==== Extracted information ====
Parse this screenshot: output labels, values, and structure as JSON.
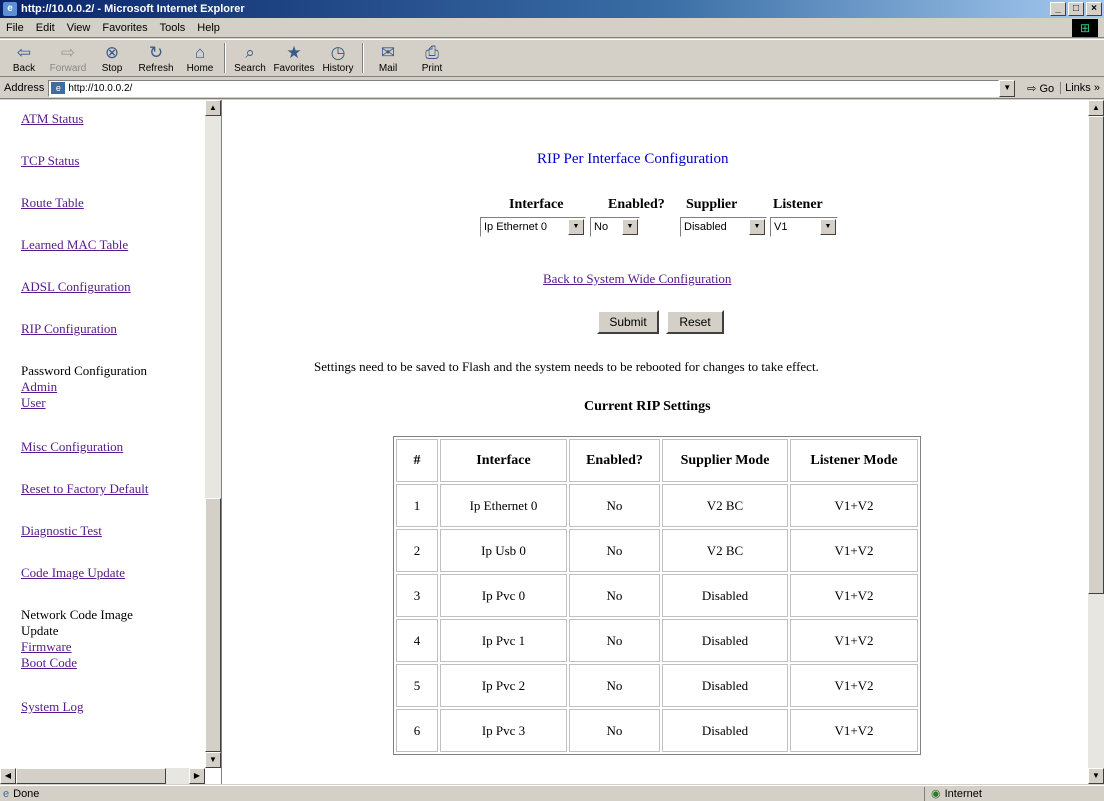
{
  "window": {
    "title": "http://10.0.0.2/ - Microsoft Internet Explorer",
    "buttons": [
      "_",
      "□",
      "×"
    ]
  },
  "menu": [
    "File",
    "Edit",
    "View",
    "Favorites",
    "Tools",
    "Help"
  ],
  "toolbar": {
    "buttons": [
      {
        "label": "Back",
        "icon": "back-arrow-icon",
        "glyph": "⇦"
      },
      {
        "label": "Forward",
        "icon": "forward-arrow-icon",
        "glyph": "⇨"
      },
      {
        "label": "Stop",
        "icon": "stop-icon",
        "glyph": "⊗"
      },
      {
        "label": "Refresh",
        "icon": "refresh-icon",
        "glyph": "↻"
      },
      {
        "label": "Home",
        "icon": "home-icon",
        "glyph": "⌂"
      },
      {
        "label": "Search",
        "icon": "search-icon",
        "glyph": "⌕"
      },
      {
        "label": "Favorites",
        "icon": "favorites-icon",
        "glyph": "★"
      },
      {
        "label": "History",
        "icon": "history-icon",
        "glyph": "◷"
      },
      {
        "label": "Mail",
        "icon": "mail-icon",
        "glyph": "✉"
      },
      {
        "label": "Print",
        "icon": "print-icon",
        "glyph": "⎙"
      }
    ]
  },
  "address": {
    "label": "Address",
    "url": "http://10.0.0.2/",
    "go": "Go",
    "links": "Links"
  },
  "sidebar": {
    "items": [
      {
        "label": "ATM Status",
        "link": true
      },
      {
        "label": "TCP Status",
        "link": true
      },
      {
        "label": "Route Table",
        "link": true
      },
      {
        "label": "Learned MAC Table",
        "link": true
      },
      {
        "label": "ADSL Configuration",
        "link": true
      },
      {
        "label": "RIP Configuration",
        "link": true
      },
      {
        "label": "Password Configuration",
        "link": false
      },
      {
        "label": "Admin",
        "link": true
      },
      {
        "label": "User",
        "link": true
      },
      {
        "label": "Misc Configuration",
        "link": true
      },
      {
        "label": "Reset to Factory Default",
        "link": true
      },
      {
        "label": "Diagnostic Test",
        "link": true
      },
      {
        "label": "Code Image Update",
        "link": true
      },
      {
        "label": "Network Code Image",
        "link": false
      },
      {
        "label": "Update",
        "link": false
      },
      {
        "label": "Firmware",
        "link": true
      },
      {
        "label": "Boot Code",
        "link": true
      },
      {
        "label": "System Log",
        "link": true
      }
    ]
  },
  "main": {
    "title": "RIP Per Interface Configuration",
    "form": {
      "headers": [
        "Interface",
        "Enabled?",
        "Supplier",
        "Listener"
      ],
      "values": [
        "Ip Ethernet 0",
        "No",
        "Disabled",
        "V1"
      ]
    },
    "back_link": "Back to System Wide Configuration",
    "submit": "Submit",
    "reset": "Reset",
    "notice": "Settings need to be saved to Flash and the system needs to be rebooted for changes to take effect.",
    "table_title": "Current RIP Settings",
    "table": {
      "columns": [
        "#",
        "Interface",
        "Enabled?",
        "Supplier Mode",
        "Listener Mode"
      ],
      "rows": [
        [
          "1",
          "Ip Ethernet 0",
          "No",
          "V2 BC",
          "V1+V2"
        ],
        [
          "2",
          "Ip Usb 0",
          "No",
          "V2 BC",
          "V1+V2"
        ],
        [
          "3",
          "Ip Pvc 0",
          "No",
          "Disabled",
          "V1+V2"
        ],
        [
          "4",
          "Ip Pvc 1",
          "No",
          "Disabled",
          "V1+V2"
        ],
        [
          "5",
          "Ip Pvc 2",
          "No",
          "Disabled",
          "V1+V2"
        ],
        [
          "6",
          "Ip Pvc 3",
          "No",
          "Disabled",
          "V1+V2"
        ]
      ]
    }
  },
  "status": {
    "left": "Done",
    "zone": "Internet"
  }
}
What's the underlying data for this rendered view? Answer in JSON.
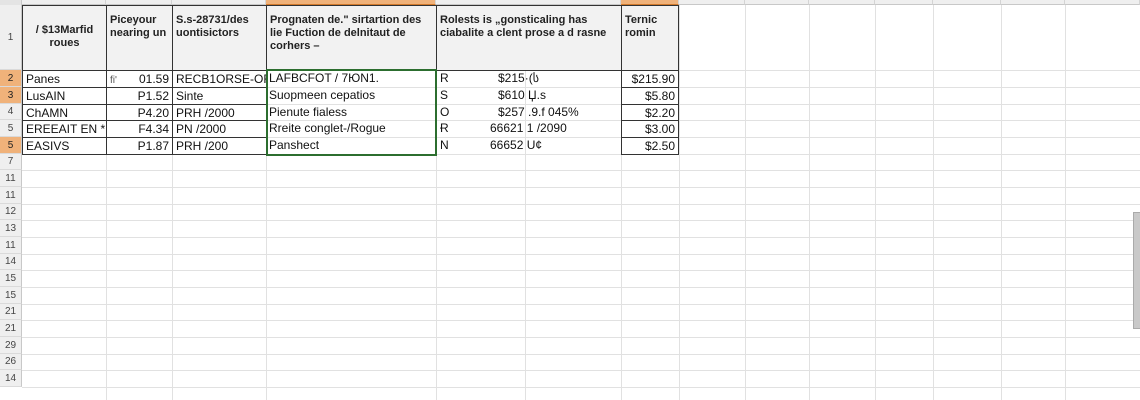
{
  "header_row": {
    "a": "/ $13Marfid roues",
    "b": "Piceyour nearing un",
    "c": "S.s-28731/des uontisictors",
    "d": "Prognaten de.\" sirtartion des lie Fuction de delnitaut de corhers –",
    "e": "Rolests is „gonsticaling has ciabalite a clent prose a d rasne",
    "f": "Ternic romin"
  },
  "row_numbers": [
    "1",
    "2",
    "3",
    "4",
    "5",
    "5",
    "7",
    "11",
    "11",
    "12",
    "13",
    "11",
    "14",
    "15",
    "15",
    "21",
    "21",
    "29",
    "26",
    "14"
  ],
  "rows": [
    {
      "a": "Panes",
      "b1": "ﬁ'",
      "b2": "01.59",
      "c": "RECB1ORSE-OF",
      "d": "LAFBCFOT / 7ЮN1.",
      "e1": "R",
      "e2": "$215·(ს",
      "f": "$215.90"
    },
    {
      "a": "LusAIN",
      "b1": "",
      "b2": "P1.52",
      "c": "Sinte",
      "d": "Suopmeen cepatios",
      "e1": "S",
      "e2": "$610 Џ.s",
      "f": "$5.80"
    },
    {
      "a": "ChAMN",
      "b1": "",
      "b2": "P4.20",
      "c": "PRH /2000",
      "d": "Pienute fialess",
      "e1": "O",
      "e2": "$257 .9.f 045%",
      "f": "$2.20"
    },
    {
      "a": "EREEAIT EN *",
      "b1": "",
      "b2": "F4.34",
      "c": "PN /2000",
      "d": "Rreite conglet-/Rogue",
      "e1": "Ɍ",
      "e2": "66621  1 /2090",
      "f": "$3.00"
    },
    {
      "a": "EASIVS",
      "b1": "",
      "b2": "P1.87",
      "c": "PRH /200",
      "d": "Panshect",
      "e1": "N",
      "e2": "66652 U¢",
      "f": "$2.50"
    }
  ],
  "colors": {
    "selection_border": "#2c6e2f",
    "header_highlight": "#f0b27a"
  }
}
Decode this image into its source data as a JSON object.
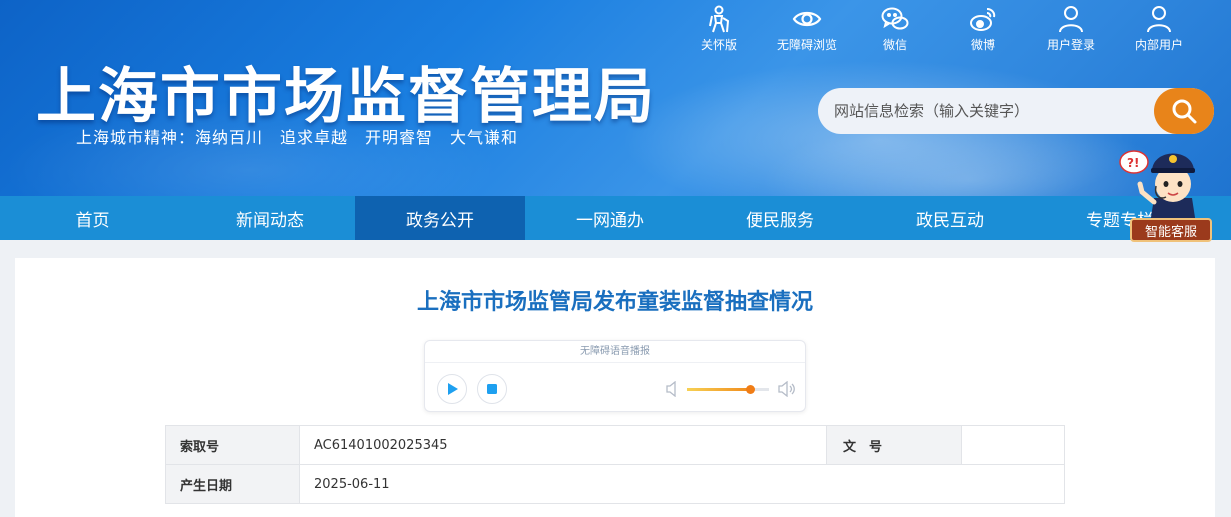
{
  "header": {
    "site_title": "上海市市场监督管理局",
    "slogan": "上海城市精神：海纳百川　追求卓越　开明睿智　大气谦和",
    "top_links": [
      {
        "label": "关怀版",
        "icon": "elderly-care-icon"
      },
      {
        "label": "无障碍浏览",
        "icon": "eye-icon"
      },
      {
        "label": "微信",
        "icon": "wechat-icon"
      },
      {
        "label": "微博",
        "icon": "weibo-icon"
      },
      {
        "label": "用户登录",
        "icon": "user-icon"
      },
      {
        "label": "内部用户",
        "icon": "user-icon"
      }
    ],
    "search_placeholder": "网站信息检索（输入关键字）"
  },
  "nav": {
    "items": [
      {
        "label": "首页"
      },
      {
        "label": "新闻动态"
      },
      {
        "label": "政务公开"
      },
      {
        "label": "一网通办"
      },
      {
        "label": "便民服务"
      },
      {
        "label": "政民互动"
      },
      {
        "label": "专题专栏"
      }
    ],
    "active_index": 2
  },
  "assistant": {
    "label": "智能客服"
  },
  "article": {
    "title": "上海市市场监管局发布童装监督抽查情况",
    "player": {
      "label": "无障碍语音播报",
      "volume": 0.78
    },
    "meta_table": {
      "rows": [
        {
          "label1": "索取号",
          "value1": "AC61401002025345",
          "label2": "文　号",
          "value2": ""
        },
        {
          "label1": "产生日期",
          "value1": "2025-06-11"
        }
      ]
    }
  },
  "colors": {
    "nav_bg": "#1b8ed6",
    "nav_active": "#0e62b0",
    "title_blue": "#1a6fbf",
    "search_button": "#e8841a"
  }
}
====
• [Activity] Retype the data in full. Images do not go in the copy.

• [Result]
Parse this screenshot: output labels, values, and structure as JSON.
{
  "window": {
    "title": "http://10.0.0.2/ - Microsoft Internet Explorer",
    "buttons": [
      "_",
      "□",
      "×"
    ]
  },
  "menu": [
    "File",
    "Edit",
    "View",
    "Favorites",
    "Tools",
    "Help"
  ],
  "toolbar": {
    "buttons": [
      {
        "label": "Back",
        "icon": "back-arrow-icon",
        "glyph": "⇦"
      },
      {
        "label": "Forward",
        "icon": "forward-arrow-icon",
        "glyph": "⇨"
      },
      {
        "label": "Stop",
        "icon": "stop-icon",
        "glyph": "⊗"
      },
      {
        "label": "Refresh",
        "icon": "refresh-icon",
        "glyph": "↻"
      },
      {
        "label": "Home",
        "icon": "home-icon",
        "glyph": "⌂"
      },
      {
        "label": "Search",
        "icon": "search-icon",
        "glyph": "⌕"
      },
      {
        "label": "Favorites",
        "icon": "favorites-icon",
        "glyph": "★"
      },
      {
        "label": "History",
        "icon": "history-icon",
        "glyph": "◷"
      },
      {
        "label": "Mail",
        "icon": "mail-icon",
        "glyph": "✉"
      },
      {
        "label": "Print",
        "icon": "print-icon",
        "glyph": "⎙"
      }
    ]
  },
  "address": {
    "label": "Address",
    "url": "http://10.0.0.2/",
    "go": "Go",
    "links": "Links"
  },
  "sidebar": {
    "items": [
      {
        "label": "ATM Status",
        "link": true
      },
      {
        "label": "TCP Status",
        "link": true
      },
      {
        "label": "Route Table",
        "link": true
      },
      {
        "label": "Learned MAC Table",
        "link": true
      },
      {
        "label": "ADSL Configuration",
        "link": true
      },
      {
        "label": "RIP Configuration",
        "link": true
      },
      {
        "label": "Password Configuration",
        "link": false
      },
      {
        "label": "Admin",
        "link": true
      },
      {
        "label": "User",
        "link": true
      },
      {
        "label": "Misc Configuration",
        "link": true
      },
      {
        "label": "Reset to Factory Default",
        "link": true
      },
      {
        "label": "Diagnostic Test",
        "link": true
      },
      {
        "label": "Code Image Update",
        "link": true
      },
      {
        "label": "Network Code Image",
        "link": false
      },
      {
        "label": "Update",
        "link": false
      },
      {
        "label": "Firmware",
        "link": true
      },
      {
        "label": "Boot Code",
        "link": true
      },
      {
        "label": "System Log",
        "link": true
      }
    ]
  },
  "main": {
    "title": "RIP Per Interface Configuration",
    "form": {
      "headers": [
        "Interface",
        "Enabled?",
        "Supplier",
        "Listener"
      ],
      "values": [
        "Ip Ethernet 0",
        "No",
        "Disabled",
        "V1"
      ]
    },
    "back_link": "Back to System Wide Configuration",
    "submit": "Submit",
    "reset": "Reset",
    "notice": "Settings need to be saved to Flash and the system needs to be rebooted for changes to take effect.",
    "table_title": "Current RIP Settings",
    "table": {
      "columns": [
        "#",
        "Interface",
        "Enabled?",
        "Supplier Mode",
        "Listener Mode"
      ],
      "rows": [
        [
          "1",
          "Ip Ethernet 0",
          "No",
          "V2 BC",
          "V1+V2"
        ],
        [
          "2",
          "Ip Usb 0",
          "No",
          "V2 BC",
          "V1+V2"
        ],
        [
          "3",
          "Ip Pvc 0",
          "No",
          "Disabled",
          "V1+V2"
        ],
        [
          "4",
          "Ip Pvc 1",
          "No",
          "Disabled",
          "V1+V2"
        ],
        [
          "5",
          "Ip Pvc 2",
          "No",
          "Disabled",
          "V1+V2"
        ],
        [
          "6",
          "Ip Pvc 3",
          "No",
          "Disabled",
          "V1+V2"
        ]
      ]
    }
  },
  "status": {
    "left": "Done",
    "zone": "Internet"
  }
}
What's the underlying data for this rendered view? Answer in JSON.
{
  "header_row": {
    "a": "/ $13Marfid roues",
    "b": "Piceyour nearing un",
    "c": "S.s-28731/des uontisictors",
    "d": "Prognaten de.\" sirtartion des lie Fuction de delnitaut de corhers –",
    "e": "Rolests is „gonsticaling has ciabalite a clent prose a d rasne",
    "f": "Ternic romin"
  },
  "row_numbers": [
    "1",
    "2",
    "3",
    "4",
    "5",
    "5",
    "7",
    "11",
    "11",
    "12",
    "13",
    "11",
    "14",
    "15",
    "15",
    "21",
    "21",
    "29",
    "26",
    "14"
  ],
  "rows": [
    {
      "a": "Panes",
      "b1": "ﬁ'",
      "b2": "01.59",
      "c": "RECB1ORSE-OF",
      "d": "LAFBCFOT / 7ЮN1.",
      "e1": "R",
      "e2": "$215·(ს",
      "f": "$215.90"
    },
    {
      "a": "LusAIN",
      "b1": "",
      "b2": "P1.52",
      "c": "Sinte",
      "d": "Suopmeen cepatios",
      "e1": "S",
      "e2": "$610 Џ.s",
      "f": "$5.80"
    },
    {
      "a": "ChAMN",
      "b1": "",
      "b2": "P4.20",
      "c": "PRH /2000",
      "d": "Pienute fialess",
      "e1": "O",
      "e2": "$257 .9.f 045%",
      "f": "$2.20"
    },
    {
      "a": "EREEAIT EN *",
      "b1": "",
      "b2": "F4.34",
      "c": "PN /2000",
      "d": "Rreite conglet-/Rogue",
      "e1": "Ɍ",
      "e2": "66621  1 /2090",
      "f": "$3.00"
    },
    {
      "a": "EASIVS",
      "b1": "",
      "b2": "P1.87",
      "c": "PRH /200",
      "d": "Panshect",
      "e1": "N",
      "e2": "66652 U¢",
      "f": "$2.50"
    }
  ],
  "colors": {
    "selection_border": "#2c6e2f",
    "header_highlight": "#f0b27a"
  }
}
Decode this image into its source data as a JSON object.
{
  "header": {
    "site_title": "上海市市场监督管理局",
    "slogan": "上海城市精神：海纳百川　追求卓越　开明睿智　大气谦和",
    "top_links": [
      {
        "label": "关怀版",
        "icon": "elderly-care-icon"
      },
      {
        "label": "无障碍浏览",
        "icon": "eye-icon"
      },
      {
        "label": "微信",
        "icon": "wechat-icon"
      },
      {
        "label": "微博",
        "icon": "weibo-icon"
      },
      {
        "label": "用户登录",
        "icon": "user-icon"
      },
      {
        "label": "内部用户",
        "icon": "user-icon"
      }
    ],
    "search_placeholder": "网站信息检索（输入关键字）"
  },
  "nav": {
    "items": [
      {
        "label": "首页"
      },
      {
        "label": "新闻动态"
      },
      {
        "label": "政务公开"
      },
      {
        "label": "一网通办"
      },
      {
        "label": "便民服务"
      },
      {
        "label": "政民互动"
      },
      {
        "label": "专题专栏"
      }
    ],
    "active_index": 2
  },
  "assistant": {
    "label": "智能客服"
  },
  "article": {
    "title": "上海市市场监管局发布童装监督抽查情况",
    "player": {
      "label": "无障碍语音播报",
      "volume": 0.78
    },
    "meta_table": {
      "rows": [
        {
          "label1": "索取号",
          "value1": "AC61401002025345",
          "label2": "文　号",
          "value2": ""
        },
        {
          "label1": "产生日期",
          "value1": "2025-06-11"
        }
      ]
    }
  },
  "colors": {
    "nav_bg": "#1b8ed6",
    "nav_active": "#0e62b0",
    "title_blue": "#1a6fbf",
    "search_button": "#e8841a"
  }
}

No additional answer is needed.